Appendix: Health state vignettes
Sample screen shots of standard gamble questions from survey

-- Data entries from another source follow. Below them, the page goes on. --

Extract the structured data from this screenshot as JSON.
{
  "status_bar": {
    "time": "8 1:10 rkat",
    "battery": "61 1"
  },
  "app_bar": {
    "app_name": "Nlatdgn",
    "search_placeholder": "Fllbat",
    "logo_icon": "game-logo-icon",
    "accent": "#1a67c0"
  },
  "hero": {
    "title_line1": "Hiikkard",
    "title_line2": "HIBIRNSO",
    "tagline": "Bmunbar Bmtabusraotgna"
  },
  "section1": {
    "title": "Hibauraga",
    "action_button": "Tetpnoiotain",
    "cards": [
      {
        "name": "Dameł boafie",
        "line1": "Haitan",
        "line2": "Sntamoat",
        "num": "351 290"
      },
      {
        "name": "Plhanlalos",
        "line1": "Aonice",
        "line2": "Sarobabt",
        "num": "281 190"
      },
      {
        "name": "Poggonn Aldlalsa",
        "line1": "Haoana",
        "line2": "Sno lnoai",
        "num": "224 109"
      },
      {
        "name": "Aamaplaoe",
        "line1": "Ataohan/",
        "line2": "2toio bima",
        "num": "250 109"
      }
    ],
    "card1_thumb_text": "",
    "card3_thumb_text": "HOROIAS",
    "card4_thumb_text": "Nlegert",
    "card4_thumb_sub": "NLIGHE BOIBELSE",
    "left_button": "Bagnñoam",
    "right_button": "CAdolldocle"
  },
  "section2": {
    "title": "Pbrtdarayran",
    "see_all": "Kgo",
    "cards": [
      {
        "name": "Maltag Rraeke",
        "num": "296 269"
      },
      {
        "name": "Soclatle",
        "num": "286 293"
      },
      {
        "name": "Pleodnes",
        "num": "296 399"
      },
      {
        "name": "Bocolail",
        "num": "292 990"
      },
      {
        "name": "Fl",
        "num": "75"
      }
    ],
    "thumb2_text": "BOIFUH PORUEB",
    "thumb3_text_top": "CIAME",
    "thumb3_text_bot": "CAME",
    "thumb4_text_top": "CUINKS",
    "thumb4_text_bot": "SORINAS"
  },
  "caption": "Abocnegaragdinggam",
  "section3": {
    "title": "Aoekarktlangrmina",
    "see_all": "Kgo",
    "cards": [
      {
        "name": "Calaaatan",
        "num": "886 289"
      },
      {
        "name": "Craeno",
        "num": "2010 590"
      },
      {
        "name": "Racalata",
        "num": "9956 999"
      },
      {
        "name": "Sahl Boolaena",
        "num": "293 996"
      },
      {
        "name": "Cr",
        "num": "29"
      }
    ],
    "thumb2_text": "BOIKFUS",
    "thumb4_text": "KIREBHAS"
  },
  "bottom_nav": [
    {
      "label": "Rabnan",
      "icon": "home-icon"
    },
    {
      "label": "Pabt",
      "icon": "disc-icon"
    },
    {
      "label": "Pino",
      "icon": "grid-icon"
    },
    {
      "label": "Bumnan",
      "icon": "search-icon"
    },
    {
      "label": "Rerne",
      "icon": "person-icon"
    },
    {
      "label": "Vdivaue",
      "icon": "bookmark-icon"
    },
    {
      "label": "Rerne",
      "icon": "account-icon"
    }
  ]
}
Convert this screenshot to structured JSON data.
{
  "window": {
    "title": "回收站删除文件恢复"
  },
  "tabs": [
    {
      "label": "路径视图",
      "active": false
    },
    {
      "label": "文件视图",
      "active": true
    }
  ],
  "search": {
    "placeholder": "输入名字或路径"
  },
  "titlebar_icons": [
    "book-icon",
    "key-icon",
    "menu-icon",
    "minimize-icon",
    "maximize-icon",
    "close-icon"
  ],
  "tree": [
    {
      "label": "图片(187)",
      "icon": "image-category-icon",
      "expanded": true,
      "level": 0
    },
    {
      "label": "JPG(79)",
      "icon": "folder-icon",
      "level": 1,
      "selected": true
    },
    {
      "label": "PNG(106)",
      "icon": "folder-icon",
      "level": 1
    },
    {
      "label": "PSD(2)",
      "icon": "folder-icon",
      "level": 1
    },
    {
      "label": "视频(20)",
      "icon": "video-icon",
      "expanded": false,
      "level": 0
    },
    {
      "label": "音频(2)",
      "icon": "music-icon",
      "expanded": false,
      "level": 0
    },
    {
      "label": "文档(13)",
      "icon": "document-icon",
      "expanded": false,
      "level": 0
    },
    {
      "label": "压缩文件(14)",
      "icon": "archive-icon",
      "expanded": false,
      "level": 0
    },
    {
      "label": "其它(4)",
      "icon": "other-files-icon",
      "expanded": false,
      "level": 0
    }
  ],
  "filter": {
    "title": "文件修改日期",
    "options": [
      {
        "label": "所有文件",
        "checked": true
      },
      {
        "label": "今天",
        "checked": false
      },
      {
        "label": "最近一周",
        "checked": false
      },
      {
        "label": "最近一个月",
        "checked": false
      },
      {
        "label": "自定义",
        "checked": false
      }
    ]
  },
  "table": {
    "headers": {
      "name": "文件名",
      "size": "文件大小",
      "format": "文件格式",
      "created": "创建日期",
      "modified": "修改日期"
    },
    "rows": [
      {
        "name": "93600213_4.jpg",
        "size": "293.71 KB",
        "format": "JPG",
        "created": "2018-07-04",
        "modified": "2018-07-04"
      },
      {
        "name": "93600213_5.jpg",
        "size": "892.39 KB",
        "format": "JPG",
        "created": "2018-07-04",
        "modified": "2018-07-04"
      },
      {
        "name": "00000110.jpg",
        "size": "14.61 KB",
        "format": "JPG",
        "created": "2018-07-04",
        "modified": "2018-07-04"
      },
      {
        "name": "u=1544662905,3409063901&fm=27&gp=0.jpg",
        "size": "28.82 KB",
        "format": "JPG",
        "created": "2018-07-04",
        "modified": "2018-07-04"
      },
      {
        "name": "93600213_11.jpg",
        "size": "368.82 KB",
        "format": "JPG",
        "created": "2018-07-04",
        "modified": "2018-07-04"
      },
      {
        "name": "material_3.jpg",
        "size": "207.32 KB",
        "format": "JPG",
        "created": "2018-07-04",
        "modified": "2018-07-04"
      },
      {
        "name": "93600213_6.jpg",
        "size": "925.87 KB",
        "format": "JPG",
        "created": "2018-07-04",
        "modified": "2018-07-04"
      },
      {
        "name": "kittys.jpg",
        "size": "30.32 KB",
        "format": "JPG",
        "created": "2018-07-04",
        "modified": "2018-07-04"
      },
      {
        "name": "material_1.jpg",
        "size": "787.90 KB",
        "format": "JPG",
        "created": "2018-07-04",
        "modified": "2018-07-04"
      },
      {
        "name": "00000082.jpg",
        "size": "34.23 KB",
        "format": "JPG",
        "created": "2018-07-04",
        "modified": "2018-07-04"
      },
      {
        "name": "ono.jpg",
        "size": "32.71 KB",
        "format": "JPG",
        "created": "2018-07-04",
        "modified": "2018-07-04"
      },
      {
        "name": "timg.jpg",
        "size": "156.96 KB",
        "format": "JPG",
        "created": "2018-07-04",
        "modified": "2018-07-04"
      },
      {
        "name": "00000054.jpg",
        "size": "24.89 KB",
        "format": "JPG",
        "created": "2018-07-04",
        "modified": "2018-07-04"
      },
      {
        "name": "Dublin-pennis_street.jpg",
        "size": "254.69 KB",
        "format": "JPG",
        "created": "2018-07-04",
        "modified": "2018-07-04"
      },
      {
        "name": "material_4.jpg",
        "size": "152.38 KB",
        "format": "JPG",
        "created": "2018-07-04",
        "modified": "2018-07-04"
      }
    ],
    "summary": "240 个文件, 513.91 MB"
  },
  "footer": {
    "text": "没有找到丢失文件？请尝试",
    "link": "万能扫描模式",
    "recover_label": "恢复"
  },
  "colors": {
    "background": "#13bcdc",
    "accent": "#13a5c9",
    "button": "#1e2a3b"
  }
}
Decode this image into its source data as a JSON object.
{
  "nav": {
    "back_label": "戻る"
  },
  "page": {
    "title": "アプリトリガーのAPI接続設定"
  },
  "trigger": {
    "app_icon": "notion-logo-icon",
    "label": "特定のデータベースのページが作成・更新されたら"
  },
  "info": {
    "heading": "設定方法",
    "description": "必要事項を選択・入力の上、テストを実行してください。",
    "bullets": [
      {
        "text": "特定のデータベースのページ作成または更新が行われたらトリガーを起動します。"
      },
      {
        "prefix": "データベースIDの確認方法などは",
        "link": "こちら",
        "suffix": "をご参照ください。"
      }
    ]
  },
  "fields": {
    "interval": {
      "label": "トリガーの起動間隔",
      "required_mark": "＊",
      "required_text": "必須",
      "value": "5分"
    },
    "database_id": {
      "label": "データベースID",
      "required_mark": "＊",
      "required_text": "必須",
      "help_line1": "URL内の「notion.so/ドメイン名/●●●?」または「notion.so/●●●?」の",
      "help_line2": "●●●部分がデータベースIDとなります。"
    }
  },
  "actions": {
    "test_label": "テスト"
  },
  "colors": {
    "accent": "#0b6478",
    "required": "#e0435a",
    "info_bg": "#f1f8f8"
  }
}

We gratefully acknowledge the research assistance provided by Adrianna Saada, MPH, Jared Leff, MS, and Alison Dunning, MS. We thank Ann B. Beeder, MD, David A. Fiellin, MD, and Louise F. Haynes, MSW, for providing input on the health state descriptions. Lisa A. Prosser, PhD, is jointly responsible for the development of the methodology used to study spillover health states and we acknowledge her contribution to this research. We are also grateful to the survey respondents who provided data for our study. And finally, we are appreciative of the anonymous reviewers and the journal editors who provided feedback on earlier versions of this work. Financial support for this study was provided by a grant from the National Institute on Drug Abuse, R01 DA033424. The funding agreement ensured the authors' independence in designing the study, interpreting the data, writing, and publishing the report. The results are solely those of the authors and do not represent the official views of the National Institutes of Health or the National Institute on Drug Abuse. Preliminary results were presented at the 10th World Congress of the International Health Economics Association, Dublin, Ireland, July, 2014.
Disclosures: The authors have no competing interests to declare.